TASK GOAL:
Consider each line of the material below and note whether it holds "Bosos". State how many do, and nothing else.

EXERCISE DATA:
>>>
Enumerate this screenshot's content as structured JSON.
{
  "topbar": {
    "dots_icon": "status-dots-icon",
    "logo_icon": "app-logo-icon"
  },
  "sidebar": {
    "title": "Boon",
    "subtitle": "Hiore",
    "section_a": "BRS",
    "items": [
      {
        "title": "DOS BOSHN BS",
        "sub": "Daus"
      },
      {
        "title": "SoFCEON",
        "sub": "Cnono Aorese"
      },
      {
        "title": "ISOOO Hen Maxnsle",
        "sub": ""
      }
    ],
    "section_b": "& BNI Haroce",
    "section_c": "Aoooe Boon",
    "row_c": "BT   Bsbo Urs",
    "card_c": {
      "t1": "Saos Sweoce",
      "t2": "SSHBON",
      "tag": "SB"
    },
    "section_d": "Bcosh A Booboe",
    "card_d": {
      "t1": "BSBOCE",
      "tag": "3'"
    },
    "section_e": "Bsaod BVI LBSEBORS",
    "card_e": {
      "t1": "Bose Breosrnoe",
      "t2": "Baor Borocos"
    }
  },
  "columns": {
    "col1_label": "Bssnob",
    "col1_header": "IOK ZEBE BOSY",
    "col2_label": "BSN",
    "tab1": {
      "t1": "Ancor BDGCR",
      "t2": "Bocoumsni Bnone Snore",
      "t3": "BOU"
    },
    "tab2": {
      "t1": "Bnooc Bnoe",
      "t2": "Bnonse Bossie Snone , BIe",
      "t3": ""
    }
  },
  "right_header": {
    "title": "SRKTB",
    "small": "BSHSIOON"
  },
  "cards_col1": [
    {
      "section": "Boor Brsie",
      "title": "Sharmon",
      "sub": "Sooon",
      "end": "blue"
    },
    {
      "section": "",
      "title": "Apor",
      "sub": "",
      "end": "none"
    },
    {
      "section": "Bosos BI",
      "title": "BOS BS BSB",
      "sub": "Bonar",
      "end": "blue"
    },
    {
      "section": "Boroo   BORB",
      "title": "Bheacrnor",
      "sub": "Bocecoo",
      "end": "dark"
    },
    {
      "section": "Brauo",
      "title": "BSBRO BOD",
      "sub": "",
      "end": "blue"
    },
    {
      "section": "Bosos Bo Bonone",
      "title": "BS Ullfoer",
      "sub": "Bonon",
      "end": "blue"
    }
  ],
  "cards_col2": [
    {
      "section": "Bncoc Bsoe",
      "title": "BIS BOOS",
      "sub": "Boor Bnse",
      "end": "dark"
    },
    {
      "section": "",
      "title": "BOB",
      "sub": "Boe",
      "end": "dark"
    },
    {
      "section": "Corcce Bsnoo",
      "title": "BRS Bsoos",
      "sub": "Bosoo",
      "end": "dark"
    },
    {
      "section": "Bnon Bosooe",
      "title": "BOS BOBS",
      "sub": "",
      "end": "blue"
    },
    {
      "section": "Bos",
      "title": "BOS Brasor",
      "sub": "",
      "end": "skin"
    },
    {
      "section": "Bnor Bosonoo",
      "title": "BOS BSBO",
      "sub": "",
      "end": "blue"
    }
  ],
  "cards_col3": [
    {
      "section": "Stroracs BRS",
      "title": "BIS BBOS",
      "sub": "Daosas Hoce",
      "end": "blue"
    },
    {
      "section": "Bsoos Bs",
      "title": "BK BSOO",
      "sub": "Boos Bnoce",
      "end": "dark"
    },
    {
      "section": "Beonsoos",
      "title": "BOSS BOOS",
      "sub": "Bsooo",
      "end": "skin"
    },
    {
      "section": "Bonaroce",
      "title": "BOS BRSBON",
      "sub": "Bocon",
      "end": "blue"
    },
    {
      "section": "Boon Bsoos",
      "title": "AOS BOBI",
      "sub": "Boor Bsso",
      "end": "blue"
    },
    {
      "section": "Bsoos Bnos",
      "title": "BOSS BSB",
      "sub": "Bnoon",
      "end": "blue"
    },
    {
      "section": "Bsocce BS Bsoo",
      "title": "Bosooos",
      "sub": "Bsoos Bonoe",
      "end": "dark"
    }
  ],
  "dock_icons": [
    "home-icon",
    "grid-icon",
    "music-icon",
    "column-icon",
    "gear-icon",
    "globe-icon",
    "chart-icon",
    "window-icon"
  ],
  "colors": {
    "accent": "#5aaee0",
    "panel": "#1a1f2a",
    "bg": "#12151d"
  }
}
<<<
ANSWER TO THE EXERCISE:
2